              /cmd inxi [options] To run  inxi  in  konversation  as  a  native  script  if  your
              distribution or inxi package did not do this for you, create this symbolic link:

              ln -s /usr/local/bin/inxi /usr/share/kde4/apps/konversation/scripts/inxi

              If  inxi  is  somewhere  else,  change  the  path  /usr/local/bin to wherever it is

              Then you can start inxi directly, like this:

              /inxi [options]

              NEW: /exec -o inxi [options]

              OLD: /shell -o inxi [options]

              Newer (2014 and later) WeeChats work pretty much the same now as other console  IRC
              clients,  with  /exec  -o  inxi  [options].  Also,  newer WeeChats have dropped the
              -curses part of their program name, ie: weechat instead of weechat-curses.


              Before WeeChat can run  external  scripts  like  inxi,  you  need  to  install  the
              weechat-plugins  package.  This is automatically installed for Debian users.  Next,
              if you don't already have it, you need to  install,  which  is  a  python

              In     a     web     browser,     Click     on     the    download    button    at:

              Make the script executable by

              chmod +x

              Move it to your home folder:  /.weechat/python/autoload/  then  logout,  and  start
              WeeChat with


              Top  of  screen  should  say  what  pythons scripts have loaded, and should include
              shell.
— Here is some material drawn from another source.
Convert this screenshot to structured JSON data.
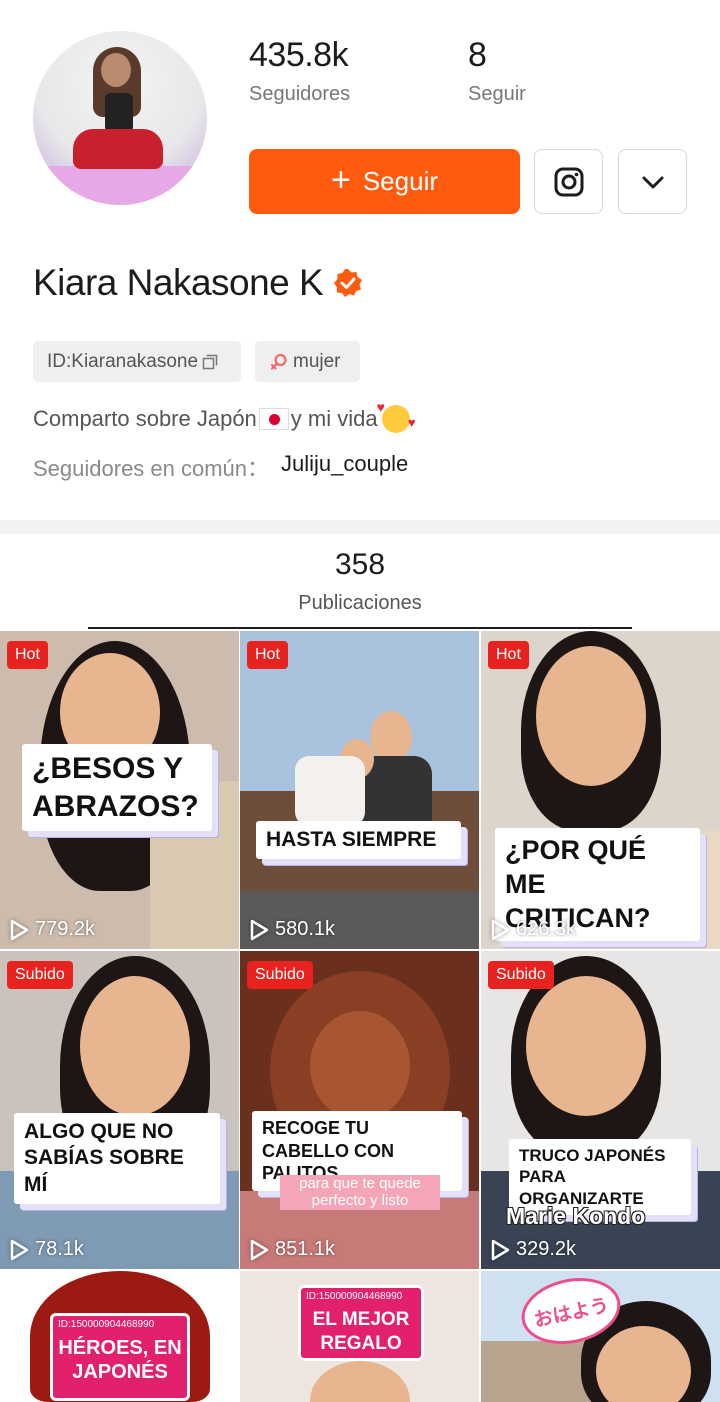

Then to run inxi, you would enter a command like this:

              /shell -o inxi -bx

              If you leave off the -o, only you will  see  the  output  on  your  local  weechat.
              WeeChat users may also like to check out the


       inxi will read the following configuration/initialization files in the following order:



       See wiki pages for more information on how to set these up:


       Please report bugs using the following resources.

       You may be asked to run the inxi debugger tool which will upload a data dump of all system
       files for use in debugging inxi. These data dumps are very important since they provide us
       with all the real system data inxi uses to parse out its report.

       inxi main website/svn/wiki, file an issue report:

       post on inxi developer forums:

       You can also visit
     channel: #smxi to post issues.



       inxi is is a fork of locsmif's largely unmaintained yet very clever, infobash script.

       Original  infobash  author  and copyright holder: Copyright (C) 2005-2007  Michiel de Boer
       a.k.a. locsmif

       inxi version: Copyright (C) 2008-15 Scott Rogers & Harald Hope

       Further fixes (listed as known): Horst Tritremmel <hjt at>

       Steven Barrett (aka: damentz) - usb audio patch; swap percent used patch.   Jarett.Stevens
       - dmidecode -M patch for older systems with no /sys

       And  a  special thanks to the nice people at channels #linux-smokers-club and
       #smxi, who  all really have to be considered to be co-developers because of their non-stop
       enthusiasm and willingness to provide real time testing and debugging of inxi development.

       Without  a  wide  range  of diverse Linux kernel based Free Desktop systems to test on, we
       could never have gotten inxi to be as reliable and solid as it's turning out to be.

       And of course, big thanks locsmif, who figured out a lot of the core methods,  logic,  and
       tricks used in inxi.

       Further  thanks  to  the  various  inxi  package maintainers, distro support people, forum
       moderators, and others, who contribute ideas, suggestions, and patches.

       This Man page was originally created by Gordon Spencer (aka aus9)  and  is  maintained  by
       Harald Hope (aka h2 or TechAdmin).